Picture a desert highway with a dusty muscle car speeding down the road so fast that it could veer off into a spiral of screeching rubber at any minute. But every time it loses control, it keeps zooming forward, tires kicking up dust, a loud guitar riff flooding out the open windows. That same fiery Wild West spirit defines the sound of Denver rock band Pink Fuzz.
Siblings John and Lulu Demitro have been playing music together since 2012, using various names, lineups and genres. What started as Branded Bandits when they were teenagers became BANDITS and, most recently, Pink Fuzz, a moniker they’re growing into that juxtaposes the bright nature of the color pink with the booming, burning depth of their music.

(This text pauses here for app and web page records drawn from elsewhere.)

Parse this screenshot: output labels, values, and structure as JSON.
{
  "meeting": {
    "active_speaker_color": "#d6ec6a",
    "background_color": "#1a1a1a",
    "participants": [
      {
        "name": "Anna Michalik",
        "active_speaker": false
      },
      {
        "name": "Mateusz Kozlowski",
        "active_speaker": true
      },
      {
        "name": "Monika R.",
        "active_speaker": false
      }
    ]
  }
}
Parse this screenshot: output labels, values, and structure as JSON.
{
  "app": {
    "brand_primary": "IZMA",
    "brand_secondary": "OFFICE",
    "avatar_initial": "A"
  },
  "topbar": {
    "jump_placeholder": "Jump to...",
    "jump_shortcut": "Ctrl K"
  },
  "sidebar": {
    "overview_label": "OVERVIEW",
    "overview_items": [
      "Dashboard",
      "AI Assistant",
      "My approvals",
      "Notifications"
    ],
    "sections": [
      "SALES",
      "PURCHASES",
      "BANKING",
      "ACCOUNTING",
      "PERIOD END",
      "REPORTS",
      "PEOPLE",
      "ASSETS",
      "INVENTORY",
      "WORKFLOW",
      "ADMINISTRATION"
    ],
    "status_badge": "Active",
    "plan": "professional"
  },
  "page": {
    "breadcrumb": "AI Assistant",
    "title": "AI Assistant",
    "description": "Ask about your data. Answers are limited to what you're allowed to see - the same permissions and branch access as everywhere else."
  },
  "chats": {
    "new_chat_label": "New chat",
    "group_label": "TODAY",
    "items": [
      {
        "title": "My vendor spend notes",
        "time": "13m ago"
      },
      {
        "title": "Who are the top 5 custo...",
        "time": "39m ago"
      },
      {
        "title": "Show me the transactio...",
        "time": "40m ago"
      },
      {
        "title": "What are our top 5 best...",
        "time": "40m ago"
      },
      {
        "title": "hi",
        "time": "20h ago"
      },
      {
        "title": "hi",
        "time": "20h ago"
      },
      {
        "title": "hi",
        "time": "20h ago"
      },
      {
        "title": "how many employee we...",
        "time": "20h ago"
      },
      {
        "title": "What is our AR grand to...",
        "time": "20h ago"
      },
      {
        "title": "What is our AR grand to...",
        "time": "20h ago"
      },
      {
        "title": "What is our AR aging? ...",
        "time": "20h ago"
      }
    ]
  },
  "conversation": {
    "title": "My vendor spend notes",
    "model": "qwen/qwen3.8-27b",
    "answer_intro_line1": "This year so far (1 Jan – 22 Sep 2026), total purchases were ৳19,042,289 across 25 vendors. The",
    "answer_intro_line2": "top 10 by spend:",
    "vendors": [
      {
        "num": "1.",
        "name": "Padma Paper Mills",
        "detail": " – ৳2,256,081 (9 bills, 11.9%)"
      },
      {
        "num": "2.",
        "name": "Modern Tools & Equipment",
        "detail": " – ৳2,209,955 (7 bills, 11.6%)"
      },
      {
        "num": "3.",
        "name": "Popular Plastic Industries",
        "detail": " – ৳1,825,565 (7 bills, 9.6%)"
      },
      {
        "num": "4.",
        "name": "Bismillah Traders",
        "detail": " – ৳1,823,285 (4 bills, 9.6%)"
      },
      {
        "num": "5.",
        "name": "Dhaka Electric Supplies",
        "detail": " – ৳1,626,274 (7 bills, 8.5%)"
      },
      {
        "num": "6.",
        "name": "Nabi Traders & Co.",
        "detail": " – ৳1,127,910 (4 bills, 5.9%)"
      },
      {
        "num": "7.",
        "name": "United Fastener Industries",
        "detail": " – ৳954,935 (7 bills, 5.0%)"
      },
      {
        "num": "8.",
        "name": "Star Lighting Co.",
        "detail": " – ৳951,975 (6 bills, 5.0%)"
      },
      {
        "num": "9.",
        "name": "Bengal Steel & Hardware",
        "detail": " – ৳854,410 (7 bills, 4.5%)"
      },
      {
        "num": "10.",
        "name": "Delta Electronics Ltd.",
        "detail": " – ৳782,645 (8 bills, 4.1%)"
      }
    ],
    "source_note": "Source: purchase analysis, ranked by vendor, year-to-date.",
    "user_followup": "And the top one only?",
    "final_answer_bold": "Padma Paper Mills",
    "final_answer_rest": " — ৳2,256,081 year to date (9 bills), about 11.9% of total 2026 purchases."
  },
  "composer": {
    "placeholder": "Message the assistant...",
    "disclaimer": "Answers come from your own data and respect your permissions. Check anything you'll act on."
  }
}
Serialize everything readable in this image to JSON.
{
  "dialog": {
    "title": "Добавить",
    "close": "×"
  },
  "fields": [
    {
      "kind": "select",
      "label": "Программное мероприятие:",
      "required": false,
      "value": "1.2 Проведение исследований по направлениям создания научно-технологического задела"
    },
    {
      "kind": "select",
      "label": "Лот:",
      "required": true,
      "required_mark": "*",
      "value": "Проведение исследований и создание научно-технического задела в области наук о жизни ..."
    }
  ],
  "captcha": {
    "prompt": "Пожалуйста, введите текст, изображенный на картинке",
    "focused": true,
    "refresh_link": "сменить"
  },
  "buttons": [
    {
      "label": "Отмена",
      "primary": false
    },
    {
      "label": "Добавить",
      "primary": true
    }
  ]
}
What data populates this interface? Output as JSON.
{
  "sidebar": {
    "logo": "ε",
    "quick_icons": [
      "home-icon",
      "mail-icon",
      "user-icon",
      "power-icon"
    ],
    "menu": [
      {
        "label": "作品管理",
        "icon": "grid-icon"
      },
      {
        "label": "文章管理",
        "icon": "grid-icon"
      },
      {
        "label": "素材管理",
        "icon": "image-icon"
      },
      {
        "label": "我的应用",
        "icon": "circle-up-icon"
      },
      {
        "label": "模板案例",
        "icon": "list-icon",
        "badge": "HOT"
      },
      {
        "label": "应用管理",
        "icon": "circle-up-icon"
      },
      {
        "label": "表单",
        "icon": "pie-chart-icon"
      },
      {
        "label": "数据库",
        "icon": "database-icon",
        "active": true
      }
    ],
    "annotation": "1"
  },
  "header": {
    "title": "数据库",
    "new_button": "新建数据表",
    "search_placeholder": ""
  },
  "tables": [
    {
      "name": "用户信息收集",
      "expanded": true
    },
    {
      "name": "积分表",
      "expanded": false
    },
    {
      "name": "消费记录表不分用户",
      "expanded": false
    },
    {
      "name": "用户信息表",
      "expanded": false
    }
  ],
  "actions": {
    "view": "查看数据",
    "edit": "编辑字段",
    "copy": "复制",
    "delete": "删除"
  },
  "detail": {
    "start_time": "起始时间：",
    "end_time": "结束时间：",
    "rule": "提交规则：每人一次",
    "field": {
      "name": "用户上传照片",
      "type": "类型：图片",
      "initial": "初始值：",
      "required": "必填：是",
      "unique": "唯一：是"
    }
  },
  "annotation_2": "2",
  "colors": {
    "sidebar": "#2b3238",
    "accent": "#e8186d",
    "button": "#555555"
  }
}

Since their band’s formation, the two have toured the nation, played SXSW, had songs used in the television show Shameless, and become a household name in Colorado. Six years into the heat of things, they’ve finally nailed down who they are as a band.
With John on guitar and vocals, Lulu on bass and vocals and Forrest Raup on drums, the act has found its footing. To mark a new beginning, Pink Fuzz will release its debut LP, Speed Demon, on September 1 at Lost Lake Lounge. For a band that’s been a fixture in Colorado noise rock for years, a debut album seems long overdue, but John and Lulu say that everything they’ve done so far, and every change they’ve undergone as a band, has led to this moment.
“We’ve had so many phases as a band, and this album is finally a culmination of who we are, the sounds we like, and how we want to put ourselves out there,” says Lulu.
Despite the rebranding, Pink Fuzz’s thundering rhythm section, dark and gritty distortion, pummeling guitars and arresting vocals aren’t going anywhere. The members claim that this is their heaviest material yet, one that traces the group’s evolution but also reveals a softer side to the music.
“Speed Demon is very heavy, but it also has songs that are tuned back, lighter and more melodic. Half of the album is reminiscent of what we’ve done so far, but the other half is something completely different that people won’t be expecting,” says John.
The album was recorded at Silo Sound Studios in Denver. All eleven songs were tracked over two days, live to tape, a method the band’s longtime producer, Todd Divel, swears by. It grants a rawness to the recordings and captures the outfit’s clamorous live energy, then expands on it, adding new layers and vitality to an already ruthlessly noisy sound.
“Todd is an excellent producer, and he has a strong idea of how we want our songs to sound,” says John. “Silo is a second home to us. We’re able to let the creative juices flow and have a great time.”
The band cites T. Rex, the Stooges, Black Rebel Motorcycle Club and the Kills as well as personal relationships and serial-killer podcasts as influences on Speed Demon, an eclectic collection of songs that waver from heavy and arresting to delicate and pulled back.
Lead single “Think You Got Me” starts as a rhythm-heavy, mid-tempo track but blossoms into a scuzzy crescendo of cinematic desert-rock clamor.
The video for “Enough,” a single released last year, is an intensely stylized and self-produced project that shows a high-speed desert chase between two characters, all put through a filter of deep pink fuzz. Besides inspiring their new name, the musicians say, this aesthetic shaped how they visualized Speed Demon, as well as two new videos they have planned for the record.
“It feels like we could take every single song on the album and make a music video with a story for it,” says Lulu.
With new cross-country tour dates in the fall, the long-awaited album and a strong sense of who they are, Pink Fuzz’s members are on the cusp of something much bigger than themselves and the city that raised them.
“Denver music is definitely stuck in a rut right now of psych-wave and throwback stuff,” says John. “We need to support bands who are doing something new.”
Pink Fuzz album release
Saturday, September 1, Lost Lake Lounge, 3602 East Colfax Avenue, 303-296-1003.